A mother who was caught with a cannabis farm at her home tried to throw police off the scent by saying it was the noise of her sunbed.

Officers went to Emma Carter’s home in Salford looking for a wanted man for an unrelated matter. But then they heard a humming noise coming from a first floor bedroom, which Emma, 41, claimed was her daughter using the tanning machine, a court heard this week.

Led by their noses, the police officers thought they could smell marijuana so went into the bedroom where they found 20 plants of skunk growing in the bedroom. The humming noise was from the electrical hydroponic equipment that was being used to help the crop worth around £16,500.
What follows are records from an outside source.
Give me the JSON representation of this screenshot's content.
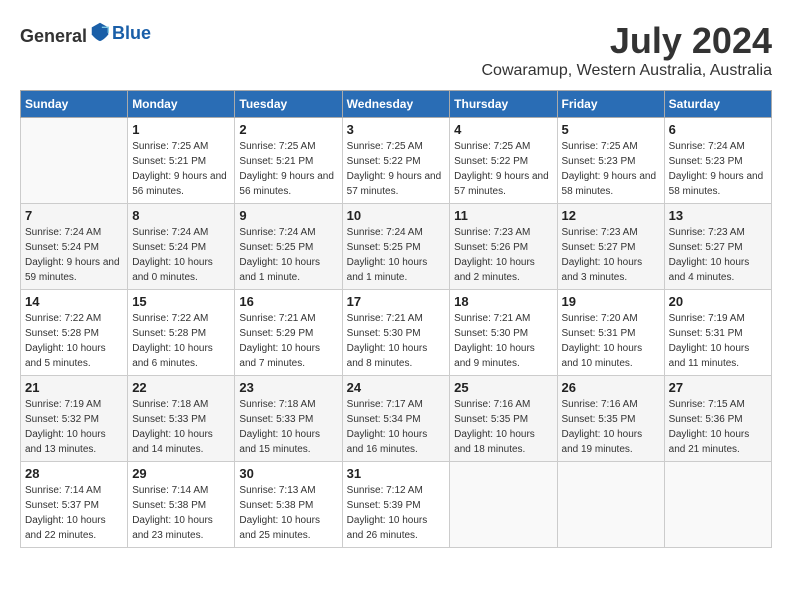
{
  "header": {
    "logo_general": "General",
    "logo_blue": "Blue",
    "month_title": "July 2024",
    "location": "Cowaramup, Western Australia, Australia"
  },
  "calendar": {
    "days_of_week": [
      "Sunday",
      "Monday",
      "Tuesday",
      "Wednesday",
      "Thursday",
      "Friday",
      "Saturday"
    ],
    "weeks": [
      [
        {
          "day": "",
          "sunrise": "",
          "sunset": "",
          "daylight": ""
        },
        {
          "day": "1",
          "sunrise": "Sunrise: 7:25 AM",
          "sunset": "Sunset: 5:21 PM",
          "daylight": "Daylight: 9 hours and 56 minutes."
        },
        {
          "day": "2",
          "sunrise": "Sunrise: 7:25 AM",
          "sunset": "Sunset: 5:21 PM",
          "daylight": "Daylight: 9 hours and 56 minutes."
        },
        {
          "day": "3",
          "sunrise": "Sunrise: 7:25 AM",
          "sunset": "Sunset: 5:22 PM",
          "daylight": "Daylight: 9 hours and 57 minutes."
        },
        {
          "day": "4",
          "sunrise": "Sunrise: 7:25 AM",
          "sunset": "Sunset: 5:22 PM",
          "daylight": "Daylight: 9 hours and 57 minutes."
        },
        {
          "day": "5",
          "sunrise": "Sunrise: 7:25 AM",
          "sunset": "Sunset: 5:23 PM",
          "daylight": "Daylight: 9 hours and 58 minutes."
        },
        {
          "day": "6",
          "sunrise": "Sunrise: 7:24 AM",
          "sunset": "Sunset: 5:23 PM",
          "daylight": "Daylight: 9 hours and 58 minutes."
        }
      ],
      [
        {
          "day": "7",
          "sunrise": "Sunrise: 7:24 AM",
          "sunset": "Sunset: 5:24 PM",
          "daylight": "Daylight: 9 hours and 59 minutes."
        },
        {
          "day": "8",
          "sunrise": "Sunrise: 7:24 AM",
          "sunset": "Sunset: 5:24 PM",
          "daylight": "Daylight: 10 hours and 0 minutes."
        },
        {
          "day": "9",
          "sunrise": "Sunrise: 7:24 AM",
          "sunset": "Sunset: 5:25 PM",
          "daylight": "Daylight: 10 hours and 1 minute."
        },
        {
          "day": "10",
          "sunrise": "Sunrise: 7:24 AM",
          "sunset": "Sunset: 5:25 PM",
          "daylight": "Daylight: 10 hours and 1 minute."
        },
        {
          "day": "11",
          "sunrise": "Sunrise: 7:23 AM",
          "sunset": "Sunset: 5:26 PM",
          "daylight": "Daylight: 10 hours and 2 minutes."
        },
        {
          "day": "12",
          "sunrise": "Sunrise: 7:23 AM",
          "sunset": "Sunset: 5:27 PM",
          "daylight": "Daylight: 10 hours and 3 minutes."
        },
        {
          "day": "13",
          "sunrise": "Sunrise: 7:23 AM",
          "sunset": "Sunset: 5:27 PM",
          "daylight": "Daylight: 10 hours and 4 minutes."
        }
      ],
      [
        {
          "day": "14",
          "sunrise": "Sunrise: 7:22 AM",
          "sunset": "Sunset: 5:28 PM",
          "daylight": "Daylight: 10 hours and 5 minutes."
        },
        {
          "day": "15",
          "sunrise": "Sunrise: 7:22 AM",
          "sunset": "Sunset: 5:28 PM",
          "daylight": "Daylight: 10 hours and 6 minutes."
        },
        {
          "day": "16",
          "sunrise": "Sunrise: 7:21 AM",
          "sunset": "Sunset: 5:29 PM",
          "daylight": "Daylight: 10 hours and 7 minutes."
        },
        {
          "day": "17",
          "sunrise": "Sunrise: 7:21 AM",
          "sunset": "Sunset: 5:30 PM",
          "daylight": "Daylight: 10 hours and 8 minutes."
        },
        {
          "day": "18",
          "sunrise": "Sunrise: 7:21 AM",
          "sunset": "Sunset: 5:30 PM",
          "daylight": "Daylight: 10 hours and 9 minutes."
        },
        {
          "day": "19",
          "sunrise": "Sunrise: 7:20 AM",
          "sunset": "Sunset: 5:31 PM",
          "daylight": "Daylight: 10 hours and 10 minutes."
        },
        {
          "day": "20",
          "sunrise": "Sunrise: 7:19 AM",
          "sunset": "Sunset: 5:31 PM",
          "daylight": "Daylight: 10 hours and 11 minutes."
        }
      ],
      [
        {
          "day": "21",
          "sunrise": "Sunrise: 7:19 AM",
          "sunset": "Sunset: 5:32 PM",
          "daylight": "Daylight: 10 hours and 13 minutes."
        },
        {
          "day": "22",
          "sunrise": "Sunrise: 7:18 AM",
          "sunset": "Sunset: 5:33 PM",
          "daylight": "Daylight: 10 hours and 14 minutes."
        },
        {
          "day": "23",
          "sunrise": "Sunrise: 7:18 AM",
          "sunset": "Sunset: 5:33 PM",
          "daylight": "Daylight: 10 hours and 15 minutes."
        },
        {
          "day": "24",
          "sunrise": "Sunrise: 7:17 AM",
          "sunset": "Sunset: 5:34 PM",
          "daylight": "Daylight: 10 hours and 16 minutes."
        },
        {
          "day": "25",
          "sunrise": "Sunrise: 7:16 AM",
          "sunset": "Sunset: 5:35 PM",
          "daylight": "Daylight: 10 hours and 18 minutes."
        },
        {
          "day": "26",
          "sunrise": "Sunrise: 7:16 AM",
          "sunset": "Sunset: 5:35 PM",
          "daylight": "Daylight: 10 hours and 19 minutes."
        },
        {
          "day": "27",
          "sunrise": "Sunrise: 7:15 AM",
          "sunset": "Sunset: 5:36 PM",
          "daylight": "Daylight: 10 hours and 21 minutes."
        }
      ],
      [
        {
          "day": "28",
          "sunrise": "Sunrise: 7:14 AM",
          "sunset": "Sunset: 5:37 PM",
          "daylight": "Daylight: 10 hours and 22 minutes."
        },
        {
          "day": "29",
          "sunrise": "Sunrise: 7:14 AM",
          "sunset": "Sunset: 5:38 PM",
          "daylight": "Daylight: 10 hours and 23 minutes."
        },
        {
          "day": "30",
          "sunrise": "Sunrise: 7:13 AM",
          "sunset": "Sunset: 5:38 PM",
          "daylight": "Daylight: 10 hours and 25 minutes."
        },
        {
          "day": "31",
          "sunrise": "Sunrise: 7:12 AM",
          "sunset": "Sunset: 5:39 PM",
          "daylight": "Daylight: 10 hours and 26 minutes."
        },
        {
          "day": "",
          "sunrise": "",
          "sunset": "",
          "daylight": ""
        },
        {
          "day": "",
          "sunrise": "",
          "sunset": "",
          "daylight": ""
        },
        {
          "day": "",
          "sunrise": "",
          "sunset": "",
          "daylight": ""
        }
      ]
    ]
  }
}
Carter claimed the drugs were for her own medicinal use but later insisted it was set up because she owed money to her ex-boyfriend Anthony Sheffield. He was in prison at the time of the raid on December 28, 2018, and was not charged with offences.

In a statement Carter said: ‘I was put under pressure to allow others to set up and farm at my house due to debts I owed to my former partner Anthony Sheffield who was in prison at the time.
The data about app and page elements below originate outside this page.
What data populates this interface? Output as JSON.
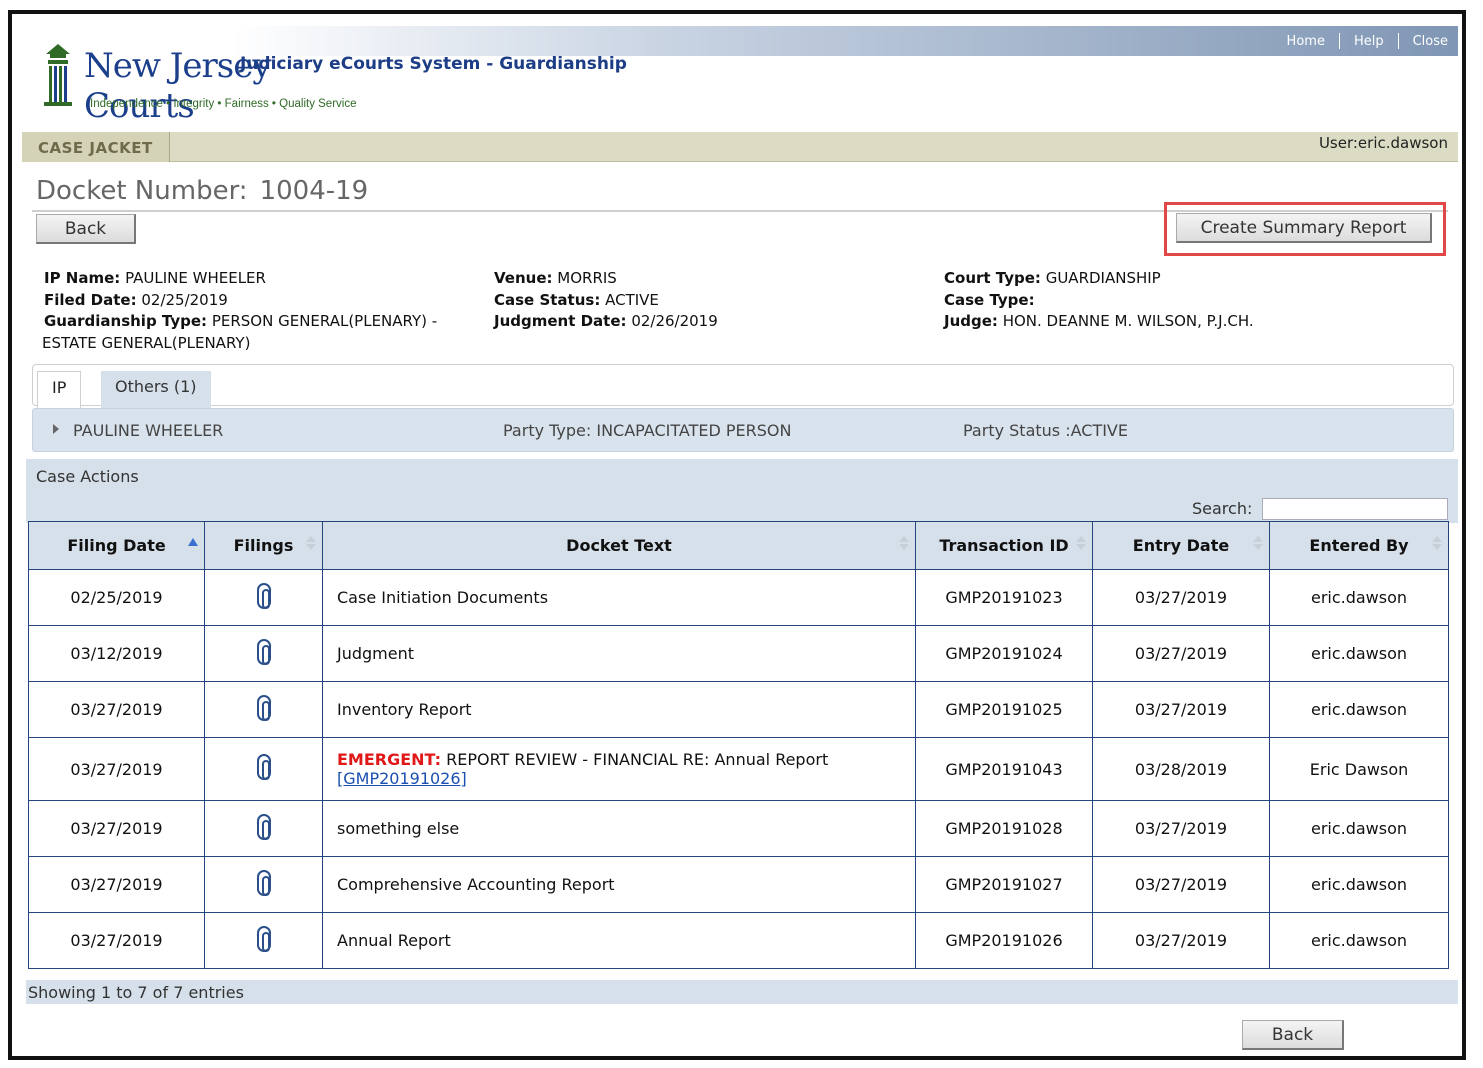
{
  "header": {
    "brand": "New Jersey Courts",
    "tagline": "Independence • Integrity • Fairness • Quality Service",
    "system_title": "Judiciary eCourts System - Guardianship",
    "nav": [
      "Home",
      "Help",
      "Close"
    ]
  },
  "jacket": {
    "tab_label": "CASE JACKET",
    "user": "User:eric.dawson"
  },
  "docket": {
    "label": "Docket Number:",
    "number": "1004-19"
  },
  "buttons": {
    "back": "Back",
    "create_summary": "Create Summary Report",
    "back_bottom": "Back"
  },
  "case_info": {
    "ip_name_label": "IP Name:",
    "ip_name": "PAULINE WHEELER",
    "filed_date_label": "Filed Date:",
    "filed_date": "02/25/2019",
    "guardianship_type_label": "Guardianship Type:",
    "guardianship_type": "PERSON GENERAL(PLENARY) -",
    "guardianship_type_cont": "ESTATE GENERAL(PLENARY)",
    "venue_label": "Venue:",
    "venue": "MORRIS",
    "case_status_label": "Case Status:",
    "case_status": "ACTIVE",
    "judgment_date_label": "Judgment Date:",
    "judgment_date": "02/26/2019",
    "court_type_label": "Court Type:",
    "court_type": "GUARDIANSHIP",
    "case_type_label": "Case Type:",
    "case_type": "",
    "judge_label": "Judge:",
    "judge": "HON. DEANNE M. WILSON, P.J.CH."
  },
  "tabs": [
    {
      "label": "IP"
    },
    {
      "label": "Others (1)"
    }
  ],
  "party": {
    "name": "PAULINE WHEELER",
    "type": "Party Type: INCAPACITATED PERSON",
    "status": "Party Status :ACTIVE"
  },
  "case_actions": {
    "title": "Case Actions",
    "search_label": "Search:",
    "search_value": "",
    "columns": [
      "Filing Date",
      "Filings",
      "Docket Text",
      "Transaction ID",
      "Entry Date",
      "Entered By"
    ],
    "rows": [
      {
        "filing_date": "02/25/2019",
        "docket_text": "Case Initiation Documents",
        "transaction_id": "GMP20191023",
        "entry_date": "03/27/2019",
        "entered_by": "eric.dawson"
      },
      {
        "filing_date": "03/12/2019",
        "docket_text": "Judgment",
        "transaction_id": "GMP20191024",
        "entry_date": "03/27/2019",
        "entered_by": "eric.dawson"
      },
      {
        "filing_date": "03/27/2019",
        "docket_text": "Inventory Report",
        "transaction_id": "GMP20191025",
        "entry_date": "03/27/2019",
        "entered_by": "eric.dawson"
      },
      {
        "filing_date": "03/27/2019",
        "emergent_label": "EMERGENT:",
        "docket_text": "REPORT REVIEW - FINANCIAL RE: Annual Report",
        "docket_link": "[GMP20191026]",
        "transaction_id": "GMP20191043",
        "entry_date": "03/28/2019",
        "entered_by": "Eric Dawson"
      },
      {
        "filing_date": "03/27/2019",
        "docket_text": "something else",
        "transaction_id": "GMP20191028",
        "entry_date": "03/27/2019",
        "entered_by": "eric.dawson"
      },
      {
        "filing_date": "03/27/2019",
        "docket_text": "Comprehensive Accounting Report",
        "transaction_id": "GMP20191027",
        "entry_date": "03/27/2019",
        "entered_by": "eric.dawson"
      },
      {
        "filing_date": "03/27/2019",
        "docket_text": "Annual Report",
        "transaction_id": "GMP20191026",
        "entry_date": "03/27/2019",
        "entered_by": "eric.dawson"
      }
    ],
    "showing": "Showing 1 to 7 of 7 entries"
  }
}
‘I was not responsible for taking care of the plants and I was not going to receive any financial benefit.’

Prosecutor Simone Flynn said: ‘She appears to fall within a lesser role and there was some pressure or coercion.’

Carter’s lawyer Stephen Williams said: ‘This defendant is clearly a vulnerable woman. She is a single parent looking after two children. She is unfortunate and has been the victim of more than one abusive relationship.
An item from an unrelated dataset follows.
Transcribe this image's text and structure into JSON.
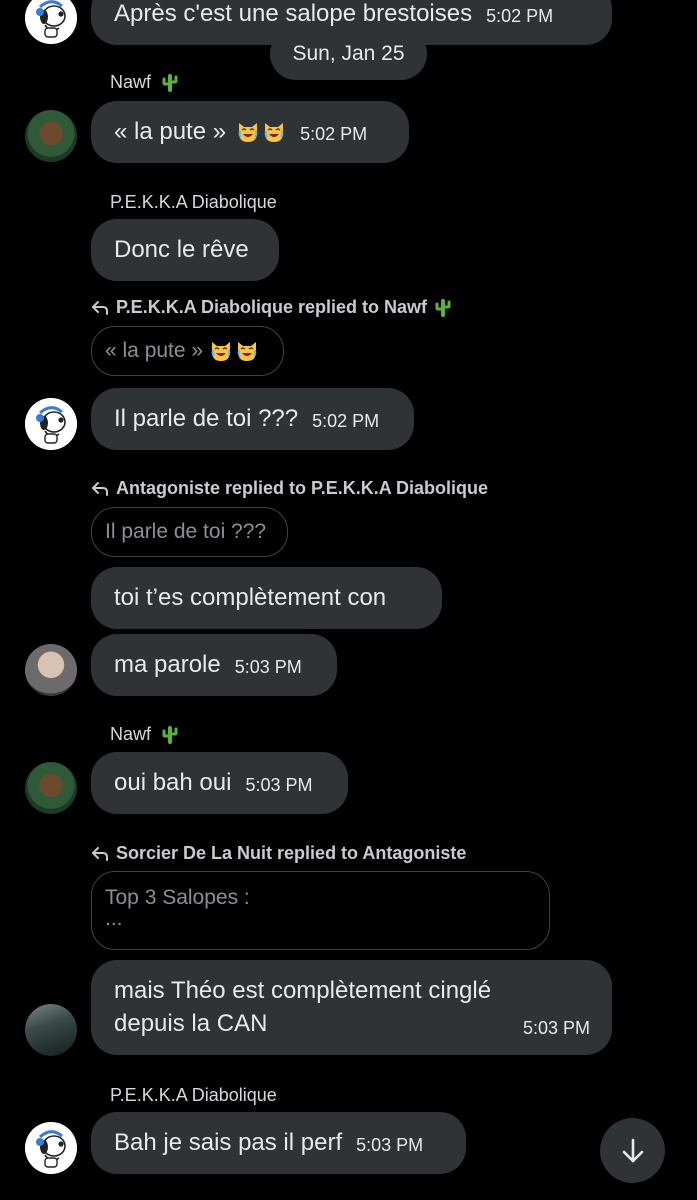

‘She found herself in a position where she was under a lot of pressure, had misplaced loyalty to him and allowed herself to be used.

‘She is a woman who needs support, craves support and responds to support. She is a woman who can reform.’

Sentencing Judge Richard Mansell QC said: ‘You were involved in the farm under direction and some pressure. I am not going to send you to prison and am going to make a community order instead.

‘You need help and have had difficulties over the years. You have been treated badly in relationships and subject to violence. I am happy you can be monitored in the community.’